* [Records provided]
[Start of Attachment]
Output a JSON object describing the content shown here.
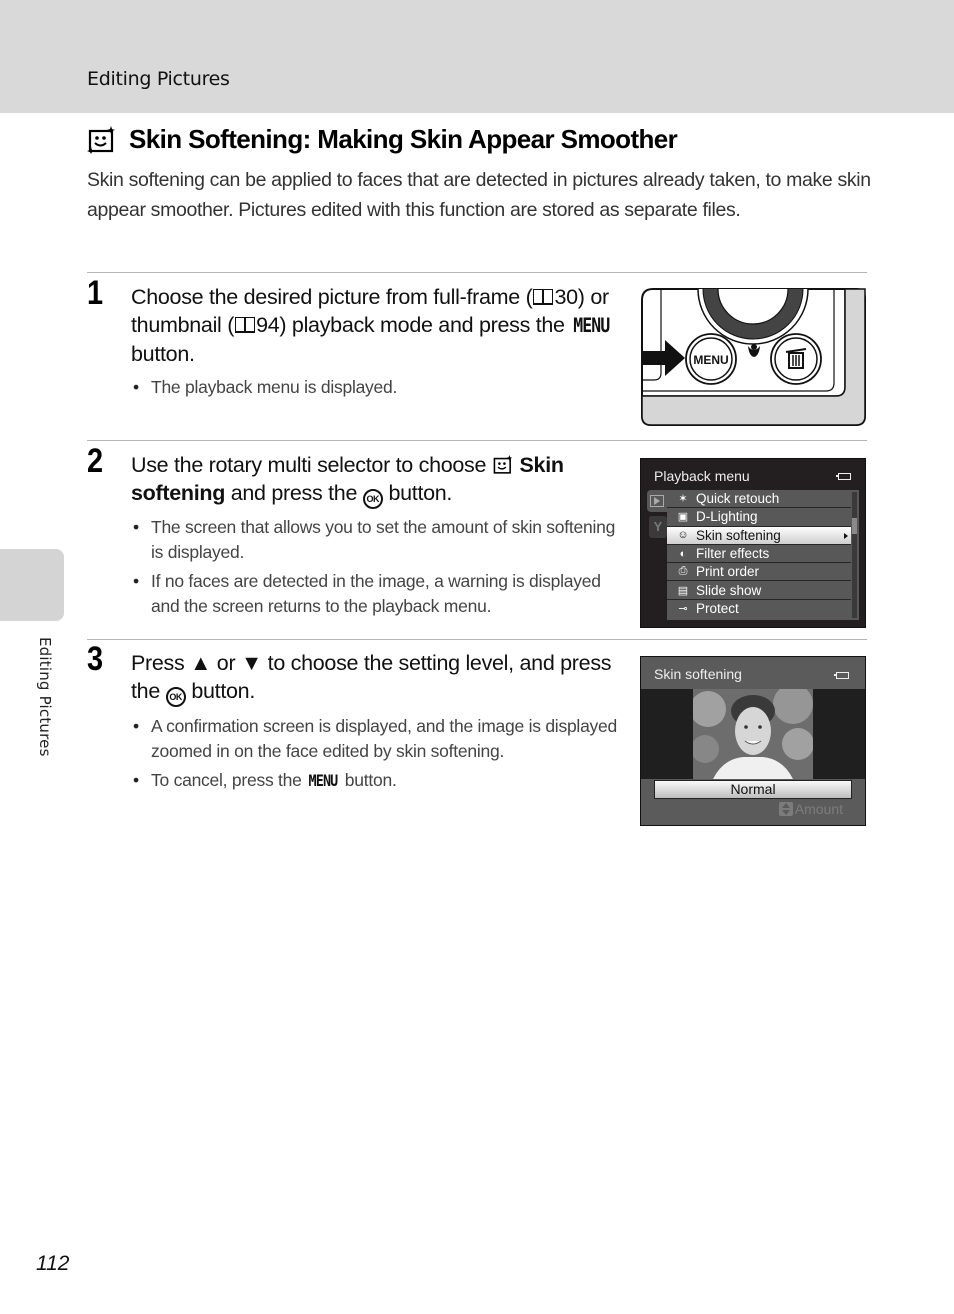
{
  "header": {
    "section": "Editing Pictures"
  },
  "side_tab": {
    "label": "Editing Pictures"
  },
  "title": {
    "icon": "skin-softening-icon",
    "text": "Skin Softening: Making Skin Appear Smoother"
  },
  "intro": "Skin softening can be applied to faces that are detected in pictures already taken, to make skin appear smoother. Pictures edited with this function are stored as separate files.",
  "steps": [
    {
      "number": "1",
      "head": {
        "part1": "Choose the desired picture from full-frame (",
        "ref1": "30",
        "part2": ") or thumbnail (",
        "ref2": "94",
        "part3": ") playback mode and press the ",
        "menu_word": "MENU",
        "part4": " button."
      },
      "bullets": [
        "The playback menu is displayed."
      ],
      "illustration": {
        "menu_button_label": "MENU",
        "icons": [
          "arrow-right-icon",
          "macro-flower-icon",
          "trash-icon"
        ]
      }
    },
    {
      "number": "2",
      "head": {
        "part1": "Use the rotary multi selector to choose ",
        "bold": "Skin softening",
        "part2": " and press the ",
        "ok_word": "OK",
        "part3": " button."
      },
      "bullets": [
        "The screen that allows you to set the amount of skin softening is displayed.",
        "If no faces are detected in the image, a warning is displayed and the screen returns to the playback menu."
      ],
      "screen": {
        "title": "Playback menu",
        "items": [
          {
            "icon": "quick-retouch-icon",
            "label": "Quick retouch",
            "selected": false
          },
          {
            "icon": "d-lighting-icon",
            "label": "D-Lighting",
            "selected": false
          },
          {
            "icon": "skin-softening-icon",
            "label": "Skin softening",
            "selected": true
          },
          {
            "icon": "filter-effects-icon",
            "label": "Filter effects",
            "selected": false
          },
          {
            "icon": "print-order-icon",
            "label": "Print order",
            "selected": false
          },
          {
            "icon": "slide-show-icon",
            "label": "Slide show",
            "selected": false
          },
          {
            "icon": "protect-key-icon",
            "label": "Protect",
            "selected": false
          }
        ]
      }
    },
    {
      "number": "3",
      "head": {
        "part1": "Press ",
        "up": "▲",
        "part2": " or ",
        "down": "▼",
        "part3": " to choose the setting level, and press the ",
        "ok_word": "OK",
        "part4": " button."
      },
      "bullets": [
        "A confirmation screen is displayed, and the image is displayed zoomed in on the face edited by skin softening.",
        {
          "pre": "To cancel, press the ",
          "menu_word": "MENU",
          "post": " button."
        }
      ],
      "screen": {
        "title": "Skin softening",
        "value": "Normal",
        "hint": "Amount"
      }
    }
  ],
  "page_number": "112"
}
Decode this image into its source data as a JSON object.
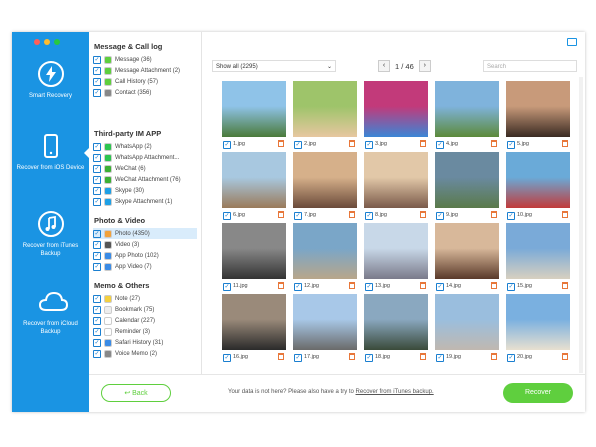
{
  "sidebar": {
    "items": [
      {
        "label": "Smart Recovery",
        "icon": "lightning-icon"
      },
      {
        "label": "Recover from iOS Device",
        "icon": "iphone-icon"
      },
      {
        "label": "Recover from iTunes Backup",
        "icon": "music-note-icon"
      },
      {
        "label": "Recover from iCloud Backup",
        "icon": "cloud-icon"
      }
    ]
  },
  "categories": {
    "message": {
      "title": "Message & Call log",
      "items": [
        "Message (36)",
        "Message Attachment (2)",
        "Call History (57)",
        "Contact (356)"
      ]
    },
    "im": {
      "title": "Third-party IM APP",
      "items": [
        "WhatsApp (2)",
        "WhatsApp Attachment...",
        "WeChat (6)",
        "WeChat Attachment (76)",
        "Skype (30)",
        "Skype Attachment (1)"
      ]
    },
    "photo": {
      "title": "Photo & Video",
      "items": [
        "Photo (4350)",
        "Video (3)",
        "App Photo (102)",
        "App Video (7)"
      ]
    },
    "memo": {
      "title": "Memo & Others",
      "items": [
        "Note (27)",
        "Bookmark (75)",
        "Calendar (227)",
        "Reminder (3)",
        "Safari History (31)",
        "Voice Memo (2)"
      ]
    }
  },
  "toolbar": {
    "filter": "Show all (2295)",
    "page": "1 / 46",
    "search_placeholder": "Search"
  },
  "photos": [
    "1.jpg",
    "2.jpg",
    "3.jpg",
    "4.jpg",
    "5.jpg",
    "6.jpg",
    "7.jpg",
    "8.jpg",
    "9.jpg",
    "10.jpg",
    "11.jpg",
    "12.jpg",
    "13.jpg",
    "14.jpg",
    "15.jpg",
    "16.jpg",
    "17.jpg",
    "18.jpg",
    "19.jpg",
    "20.jpg"
  ],
  "footer": {
    "back": "Back",
    "hint": "Your data is not here? Please also have a try to",
    "hint_link": "Recover from iTunes backup.",
    "recover": "Recover"
  },
  "colors": {
    "sidebar": "#1a94e3",
    "accent_green": "#5fcf3e",
    "checkbox": "#1a7fd0",
    "trash": "#e8773a"
  }
}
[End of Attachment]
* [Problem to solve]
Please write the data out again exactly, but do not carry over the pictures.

* [Result of the task]
Output a JSON object describing the content shown here.
{
  "header": {
    "section": "Editing Pictures"
  },
  "side_tab": {
    "label": "Editing Pictures"
  },
  "title": {
    "icon": "skin-softening-icon",
    "text": "Skin Softening: Making Skin Appear Smoother"
  },
  "intro": "Skin softening can be applied to faces that are detected in pictures already taken, to make skin appear smoother. Pictures edited with this function are stored as separate files.",
  "steps": [
    {
      "number": "1",
      "head": {
        "part1": "Choose the desired picture from full-frame (",
        "ref1": "30",
        "part2": ") or thumbnail (",
        "ref2": "94",
        "part3": ") playback mode and press the ",
        "menu_word": "MENU",
        "part4": " button."
      },
      "bullets": [
        "The playback menu is displayed."
      ],
      "illustration": {
        "menu_button_label": "MENU",
        "icons": [
          "arrow-right-icon",
          "macro-flower-icon",
          "trash-icon"
        ]
      }
    },
    {
      "number": "2",
      "head": {
        "part1": "Use the rotary multi selector to choose ",
        "bold": "Skin softening",
        "part2": " and press the ",
        "ok_word": "OK",
        "part3": " button."
      },
      "bullets": [
        "The screen that allows you to set the amount of skin softening is displayed.",
        "If no faces are detected in the image, a warning is displayed and the screen returns to the playback menu."
      ],
      "screen": {
        "title": "Playback menu",
        "items": [
          {
            "icon": "quick-retouch-icon",
            "label": "Quick retouch",
            "selected": false
          },
          {
            "icon": "d-lighting-icon",
            "label": "D-Lighting",
            "selected": false
          },
          {
            "icon": "skin-softening-icon",
            "label": "Skin softening",
            "selected": true
          },
          {
            "icon": "filter-effects-icon",
            "label": "Filter effects",
            "selected": false
          },
          {
            "icon": "print-order-icon",
            "label": "Print order",
            "selected": false
          },
          {
            "icon": "slide-show-icon",
            "label": "Slide show",
            "selected": false
          },
          {
            "icon": "protect-key-icon",
            "label": "Protect",
            "selected": false
          }
        ]
      }
    },
    {
      "number": "3",
      "head": {
        "part1": "Press ",
        "up": "▲",
        "part2": " or ",
        "down": "▼",
        "part3": " to choose the setting level, and press the ",
        "ok_word": "OK",
        "part4": " button."
      },
      "bullets": [
        "A confirmation screen is displayed, and the image is displayed zoomed in on the face edited by skin softening.",
        {
          "pre": "To cancel, press the ",
          "menu_word": "MENU",
          "post": " button."
        }
      ],
      "screen": {
        "title": "Skin softening",
        "value": "Normal",
        "hint": "Amount"
      }
    }
  ],
  "page_number": "112"
}
Decode this image into its source data as a JSON object.
{
  "sidebar": {
    "items": [
      {
        "label": "Smart Recovery",
        "icon": "lightning-icon"
      },
      {
        "label": "Recover from iOS Device",
        "icon": "iphone-icon"
      },
      {
        "label": "Recover from iTunes Backup",
        "icon": "music-note-icon"
      },
      {
        "label": "Recover from iCloud Backup",
        "icon": "cloud-icon"
      }
    ]
  },
  "categories": {
    "message": {
      "title": "Message & Call log",
      "items": [
        "Message (36)",
        "Message Attachment (2)",
        "Call History (57)",
        "Contact (356)"
      ]
    },
    "im": {
      "title": "Third-party IM APP",
      "items": [
        "WhatsApp (2)",
        "WhatsApp Attachment...",
        "WeChat (6)",
        "WeChat Attachment (76)",
        "Skype (30)",
        "Skype Attachment (1)"
      ]
    },
    "photo": {
      "title": "Photo & Video",
      "items": [
        "Photo (4350)",
        "Video (3)",
        "App Photo (102)",
        "App Video (7)"
      ]
    },
    "memo": {
      "title": "Memo & Others",
      "items": [
        "Note (27)",
        "Bookmark (75)",
        "Calendar (227)",
        "Reminder (3)",
        "Safari History (31)",
        "Voice Memo (2)"
      ]
    }
  },
  "toolbar": {
    "filter": "Show all (2295)",
    "page": "1 / 46",
    "search_placeholder": "Search"
  },
  "photos": [
    "1.jpg",
    "2.jpg",
    "3.jpg",
    "4.jpg",
    "5.jpg",
    "6.jpg",
    "7.jpg",
    "8.jpg",
    "9.jpg",
    "10.jpg",
    "11.jpg",
    "12.jpg",
    "13.jpg",
    "14.jpg",
    "15.jpg",
    "16.jpg",
    "17.jpg",
    "18.jpg",
    "19.jpg",
    "20.jpg"
  ],
  "footer": {
    "back": "Back",
    "hint": "Your data is not here? Please also have a try to",
    "hint_link": "Recover from iTunes backup.",
    "recover": "Recover"
  },
  "colors": {
    "sidebar": "#1a94e3",
    "accent_green": "#5fcf3e",
    "checkbox": "#1a7fd0",
    "trash": "#e8773a"
  }
}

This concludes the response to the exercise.